Dataset rows for apps and sites
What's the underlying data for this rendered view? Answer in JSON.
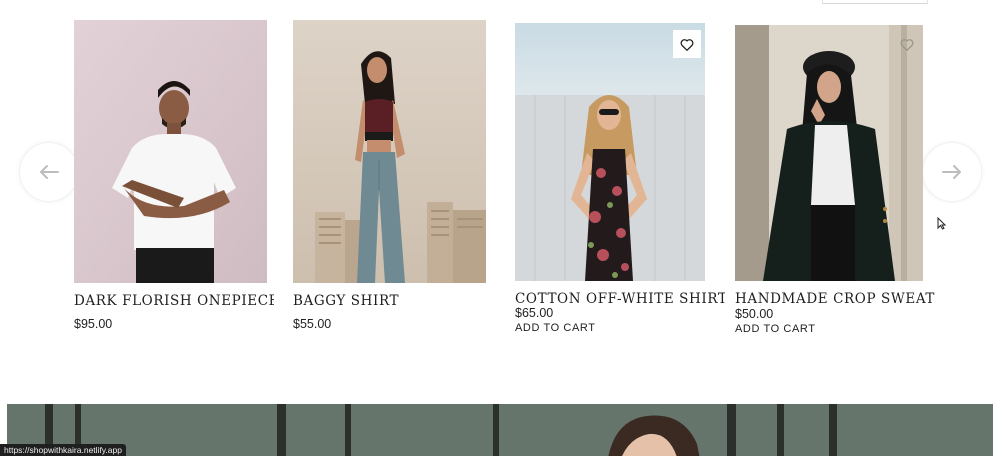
{
  "products": [
    {
      "title": "DARK FLORISH ONEPIECE",
      "price": "$95.00"
    },
    {
      "title": "BAGGY SHIRT",
      "price": "$55.00"
    },
    {
      "title": "COTTON OFF-WHITE SHIRT",
      "price": "$65.00",
      "cart": "ADD TO CART"
    },
    {
      "title": "HANDMADE CROP SWEATER",
      "price": "$50.00",
      "cart": "ADD TO CART"
    }
  ],
  "icons": {
    "prev": "arrow-left-icon",
    "next": "arrow-right-icon",
    "wishlist": "heart-icon"
  },
  "status_bar": {
    "url": "https://shopwithkaira.netlify.app"
  },
  "colors": {
    "text": "#222222",
    "arrow": "#bdbdbd",
    "banner": "#5f6b62"
  }
}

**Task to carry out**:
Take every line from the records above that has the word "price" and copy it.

**Solution for this task**:
      "price": "$95.00"
      "price": "$55.00"
      "price": "$65.00",
      "price": "$50.00",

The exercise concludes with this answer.